The FCC in the US rescinded its network neutrality rules on Dec. 14, 2017 with the Restoring Internet Freedom Ruling, Report and Order. Legally, the action takes the classification of the broadband Internet access service back to its 2015 classification to an information service instead of a telecommunication service and back to being under Title I of the Communications Act from Title II, which had a much more stringent regulation. Furthermore, mobile broadband returns to an “interconnected service” as it was in 2015. By changing the language that describes broadband internet service, the applicable laws change as well. The regulatory focus is now on “transparency” with some limited modifications to enhance transparency relative to pre- 2015 period. The new order replaces the FCC conduct rules and clarifies the rules about what represents acceptable and unacceptable business and network management practices.
The Internet Freedom ruling can be summarized as three basic “Clear, Bright Line Rules.” The first rule is for blocking that prevents for both fixed and mobile broadband providers from blocking access to lawful Internet content, applications, services, and non-harmful devices. The second rule is no-throttling in that the service provider “shall not impair or degrade lawful Internet traffic based on Internet content, application, or service, or use of a non-harmful device, subject to reasonable network management.” If a broadband provider degraded the delivery of an application (e.g., a disfavored VoIP service) or class of application (e.g., all VoIP applications), it would violate the bright-line no-throttling rule. This is especially applicable if the service provider offers a competing service. The third rule is no paid prioritization and prohibits the “management of a broadband provider’s network to directly or indirectly favor some traffic over other traffic, including using traffic shaping, prioritization, resource reservation, or other forms of preferential traffic management, either (a) in exchange for consideration (monetary or otherwise) from a third party, or (b) to benefit an affiliated entity.”

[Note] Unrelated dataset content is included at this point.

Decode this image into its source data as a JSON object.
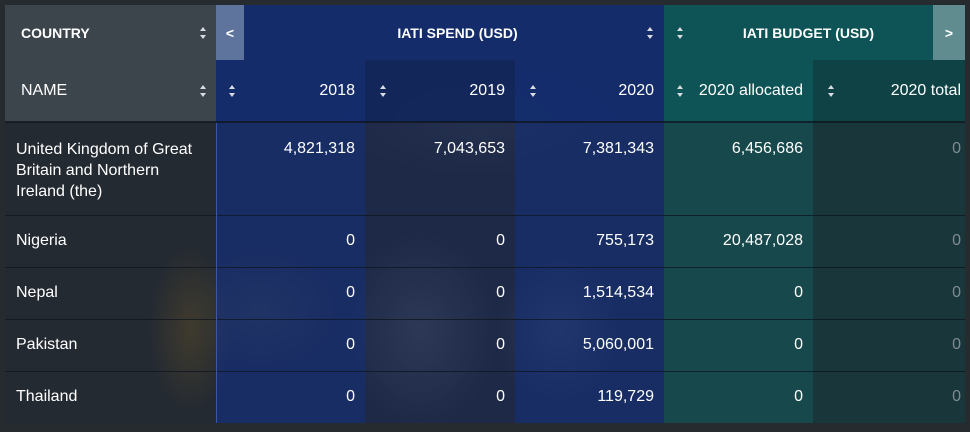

Many of these rules correspond to those positions by many network neutrality proponents. The key difference is that the rules are what the FCC terms as “clear, bright line rules” instead of the complexity of Title II regulations.
For Further Reading
FCC’s Rule making on network neutrality, Restoring Internet Freedom, WC Docket No. 17-108, Declaratory Ruling, Report and Order and Order, Adopted: December 14, 2017, Released: January 4, 2018 https://transition.fcc.gov/Daily_Releases/Daily_Business/2018/db0105/FCC-17-166A1.pdf
Amy Nordrum, “Is Net Neutrality Good or Bad for Innovation?,” January 2018, https://spectrum.ieee.org/tech-talk/telecom/internet/does-net-neutrality-help-or-harm-innovation
Harsha Madhyastha, “A Case Against Net Neutrality”, IEEE Spectrum, December 2017, https://spectrum.ieee.org/tech-talk/telecom/internet/a-case-against-net-neutrality
Nicholas Economides, “A Case for Net Neutrality,” IEEE Spectrum, Dec 2017, https://spectrum.ieee.org/tech-talk/telecom/internet/a-case-for-net-neutrality
Jorge Perez Martinez (Coord.), Net Neutrality: Contributions to the Debase, Volume 26 of Coleccion Fundacion Telefonica, 2011, IDBN 8408098926, https://books.google.com/books?id=AdbtCgAAQBAJ&printsec=frontcover&source=gbs_ge_summary_r&cad=0#v=onepage&q&f=false
Jeffrey Reed, Nishith Tripathi, “The Downside of Net Neutrality”, Scientific American, December 2017, https://blogs.scientificamerican.com/observations/the-downside-of-net-neutrality/
Jeffrey H. Reed & Nishith D. Tripathi, “The Application of Network Neutrality Regulations to Wireless Systems: A Mission Infeasible,” https://ecfsapi.fcc.gov/file/7020377220.pdf